Fight for Bipartisanship – Being partisan or nonpartisan is no longer good enough in this environment.  There was a time when philanthropy could sit on the sidelines and the impartial centrists, neither right nor left.  Back in the day, while there would be policy swings based on which political party had the majority at any given time, philanthropists could trust that there were a set of core values that defined the social contract.  Philanthropy could depend on the fact that reducing poverty was a goal of the entire political spectrum. Ensuring that people had access to healthcare, safe drinking water, clean air, and high-quality public education were not social issues owned by just one party.  There was a time when there were bipartisan solutions were forged for environmental policy, welfare reform, and public education. Both parties had to give and take. Today, however, these fundamental agreements are being called into question.  Public policy has become a weapon, and the collateral damage in the very partisan war, are those most vulnerable in our communities. 

Wealth-driven philanthropy must engage aggressively in political debate.  It is no longer sufficient to be bystanders. Philanthropists must be mediators who demand a return to bipartisanship in support of our democracy’s social contract.  Back in the spring, philanthropists, here in the Pacific Northwest, took a bipartisan approach to Capitol Hill visits (see here).  We need to see this approach replicated, magnified and intensified. If we are going to return to what some politicians call “regular order” then philanthropy needs to push for bipartisanship, not nonpartisanship.

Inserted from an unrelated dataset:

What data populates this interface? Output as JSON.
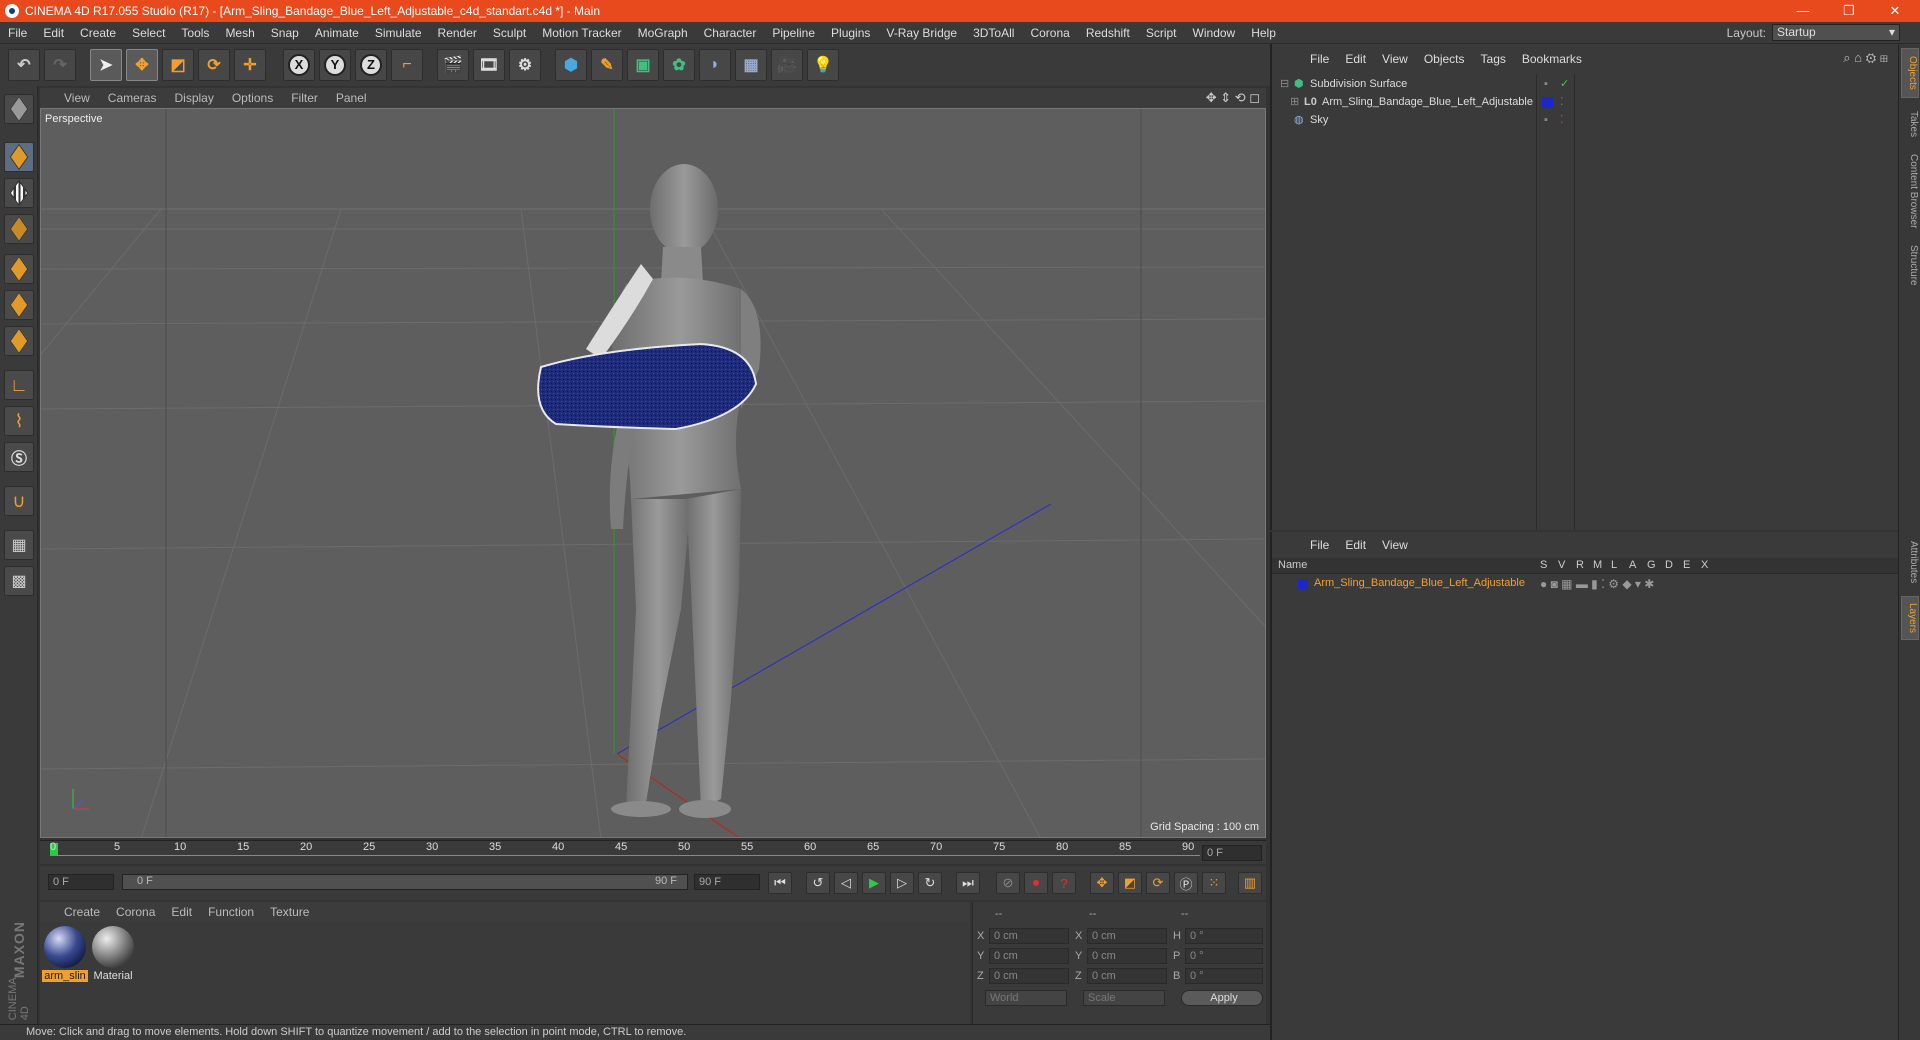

If these four ideas were embraced by philanthropy today, we would bend the arch of our nation back towards justice and social stability.  Individuals are activated and engaged. Nonprofits are working harder and smarter than ever before and many in the world of philanthropy are doing more as well.  But as I have been arguing for over a year, now is the time to dig deeper, be reflective and act courageously, strategically, and offensively because the stakes are getting higher.

As always, your thoughts are welcome.



Photo Credit: Shon Ejai

Mark Fulop
Mark founded Facilitation & Process in 2009 to help organizations and communities bridge the gap between where they are today and where they want to be tomorrow. He’s led dozens of Portland nonprofits, government agencies and philanthropic organizations through complex change initiatives including strategic planning, revenue planning, board development, collaboration, and facilitation.